on the inside with tina barry

Right Now: Early Fall 2003 Trends

What a difference a season makes! Remember the Peasant styling of Spring 2003 with all the multitiered, triple-flounced, embroidery and lace, lace, and more lace?

At the ENK Children's Club show held in the Jacob Javits Center from January 12-14, designers exhibiting early fall collections showed silhouettes with fewer ruffles and colored their lines in sophisticated solids and combinations that strongly reflect a European aesthetic.


-Shapes are no longer as flouncy as spring. Single ruffles replace multi-tiers and simple, above the knee A-lines or straight wrap skirts look modern.

-Pants are still below the waist but not as midriff baring as previous seasons. Infants' and toddlers' styles often ended in a single, above the ankle ruffle.

-Slouchy styled pants with big pockets for boys and girls were popular.


-Warm colors rule. Bright reds and scarlets are still present but many collections exhibited dustier, blue-tinged wines into reddish plums. A combination seen over and over is wine mixed with a dusty, almost mauve pale pink.

-Pinks are still popular, but the fruity fuchsia of spring is now bluer. Every weight of pink from the palest to the deepest appeared in infant through junior collections. A dusted down, mauvey pale pink in infant collections, especially high-ticket items like cashmere sweaters and hats, was everywhere.

-Orange has been replaced with pumpkin that is deeper than in past seasons and has a definite dustier, browner feeling.

-Dusty, light blue with a touch of aqua, a more somber color than the cleaner cerulean and sky blues we've seen in previous seasons, was seen in knit collections and used as a mixer with other dusty pastels.

-Olives mixed with navys and taupes in dark weights lent boys' wear an elegant edge. For girls, olives to lighter khakis to pale, greenish taupes made an impact when the neutral was partnered with dark wine.

-A slightly grayed, very pale bone replaces cream. Cocoas from very light to the deepest espresso mix together, and combine with soft taupes; brown in combination with blue continues to be a popular color combination.


-Denim - bleached and faded, some with embroidery - was seen in some collections, but denim seems to be waning.

-Luxury fabrications like real suede, cashmere and wool were present in upper-market collections. Synthetic versions, especially washable suede were used in shirting, skirts and, of course, outerwear.

-Soft touch corduroy, last years "it" fabric is still around. Embroidery updates the look.

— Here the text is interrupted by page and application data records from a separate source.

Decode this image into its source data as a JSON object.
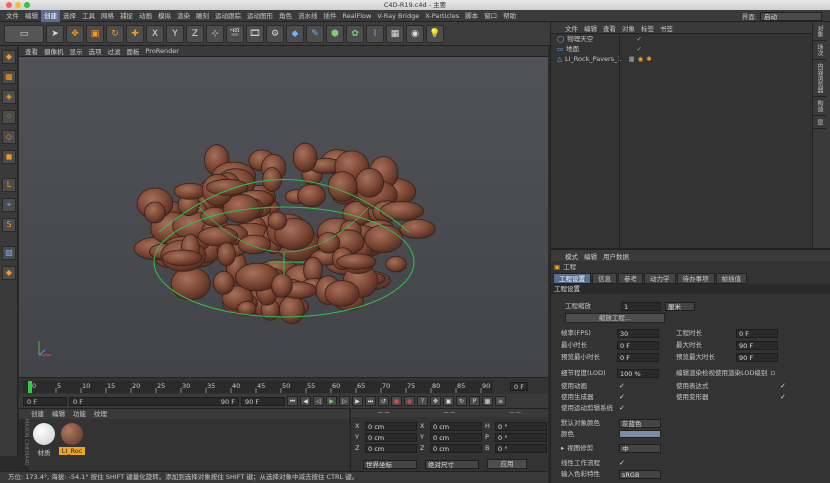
{
  "window": {
    "title": "C4D-R19.c4d - 主要"
  },
  "menu": {
    "items": [
      "文件",
      "编辑",
      "创建",
      "选择",
      "工具",
      "网格",
      "捕捉",
      "动画",
      "模拟",
      "渲染",
      "雕刻",
      "运动跟踪",
      "运动图形",
      "角色",
      "流水线",
      "插件",
      "RealFlow",
      "V-Ray Bridge",
      "X-Particles",
      "脚本",
      "窗口",
      "帮助"
    ],
    "active_index": 2,
    "interface_label": "界面:",
    "interface_value": "启动"
  },
  "toolbar": {
    "icons": [
      "undo-icon",
      "live-select-icon",
      "move-icon",
      "scale-icon",
      "rotate-icon",
      "add-icon",
      "x-axis-icon",
      "y-axis-icon",
      "z-axis-icon",
      "coord-icon",
      "render-view-icon",
      "render-picture-icon",
      "render-settings-icon",
      "cube-icon",
      "pen-icon",
      "subdivision-icon",
      "array-icon",
      "deformer-icon",
      "floor-icon",
      "camera-icon",
      "light-icon"
    ],
    "axis": [
      "X",
      "Y",
      "Z"
    ]
  },
  "viewport": {
    "menu": [
      "查看",
      "摄像机",
      "显示",
      "选项",
      "过滤",
      "面板",
      "ProRender"
    ]
  },
  "timeline": {
    "ticks": [
      "0",
      "5",
      "10",
      "15",
      "20",
      "25",
      "30",
      "35",
      "40",
      "45",
      "50",
      "55",
      "60",
      "65",
      "70",
      "75",
      "80",
      "85",
      "90"
    ],
    "current_frame": "0 F"
  },
  "transport": {
    "start": "0 F",
    "preview_start": "0 F",
    "preview_end": "90 F",
    "end": "90 F"
  },
  "materials": {
    "menu": [
      "创建",
      "编辑",
      "功能",
      "纹理"
    ],
    "items": [
      "材质",
      "LI_Roc"
    ]
  },
  "coords": {
    "rows": [
      {
        "a": "X",
        "v1": "0 cm",
        "b": "X",
        "v2": "0 cm",
        "c": "H",
        "v3": "0 °"
      },
      {
        "a": "Y",
        "v1": "0 cm",
        "b": "Y",
        "v2": "0 cm",
        "c": "P",
        "v3": "0 °"
      },
      {
        "a": "Z",
        "v1": "0 cm",
        "b": "Z",
        "v2": "0 cm",
        "c": "B",
        "v3": "0 °"
      }
    ],
    "mode": "世界坐标",
    "scale": "绝对尺寸",
    "apply": "应用"
  },
  "status": {
    "text": "方位: 173.4°, 海拔: -54.1° 按住 SHIFT 键量化旋转。添加到选择对象按住 SHIFT 键；从选择对象中减去按住 CTRL 键。"
  },
  "objects": {
    "menu": [
      "文件",
      "编辑",
      "查看",
      "对象",
      "标签",
      "书签"
    ],
    "rows": [
      {
        "name": "物理天空"
      },
      {
        "name": "地面"
      },
      {
        "name": "LI_Rock_Pavers_1"
      }
    ]
  },
  "right_tabs": [
    "对象",
    "场次",
    "内容浏览器",
    "构造",
    "层"
  ],
  "attributes": {
    "menu": [
      "模式",
      "编辑",
      "用户数据"
    ],
    "header": "工程",
    "tabs": [
      "工程设置",
      "信息",
      "参考",
      "动力学",
      "待办事项",
      "帧插值"
    ],
    "section": "工程设置",
    "scale_label": "工程缩放",
    "scale_value": "1",
    "scale_unit": "厘米",
    "scale_btn": "缩放工程...",
    "fps_label": "帧率(FPS)",
    "fps": "30",
    "proj_len_label": "工程时长",
    "proj_len": "0 F",
    "min_len_label": "最小时长",
    "min_len": "0 F",
    "max_len_label": "最大时长",
    "max_len": "90 F",
    "prev_min_label": "预览最小时长",
    "prev_min": "0 F",
    "prev_max_label": "预览最大时长",
    "prev_max": "90 F",
    "lod_label": "细节程度(LOD)",
    "lod": "100 %",
    "lod_check": "编辑渲染检视使用渲染LOD级别",
    "use_anim": "使用动画",
    "use_expr": "使用表达式",
    "use_gen": "使用生成器",
    "use_deform": "使用变形器",
    "use_motion": "使用运动剪辑系统",
    "default_color_label": "默认对象颜色",
    "default_color": "灰蓝色",
    "color_label": "颜色",
    "view_clip_label": "视图修剪",
    "view_clip": "中",
    "linear_label": "线性工作流程",
    "input_color_label": "输入色彩特性",
    "input_color": "sRGB"
  }
}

- Fur-like fleece on the collars of jackets, coats, sweaters and edging purses, scarves and headwear is important.


-Romantic florals in dark colorations.

-On boys' t-shirts - sports motifs or old-style labels that have a hand-drawn or one-of-a-kind, hand-stamped quality replace previous seasons' computer generated icons.

-Men's wear-style wool pinstripes in sportswear.


-Hair accessories glittered with sequined clips in pale pastels to deep, jewel tones.

-Lots of headbands covered in rich grosgrain ribbon or crocheted flowers in autumnal tones of wine, pumpkin and more traditional navys and forest greens lent hair accessories a traditional elegance.

-Shaggy, fuzzy looking headbands, covered rubber bands and barrettes updated hair accessories.

-Crocheted bags and hats that resemble grandma's afghans continue last seasons' handcrafted hippy feeling.

-Suede and leather hats, some adorned with suede or leather "modish" flowers looked especially luxurious for girls.

-Close to the head, knit hats looked very Ali MacGraw in Love Story.


….denim, overwrought peasant styling, toiles, glitter.





















Tina Barry has been involved in many facets of the fashion world. She has traveled domestically and to Europe to research color and design trends. For many years she styled textiles for the apparel and home furnishing industries. After designing her own line of children's wear she now freelances as a children's wear buyer and private label designer. This year, Tina begins teaching a marketing course at The Fashion Institute of Technology in New York City.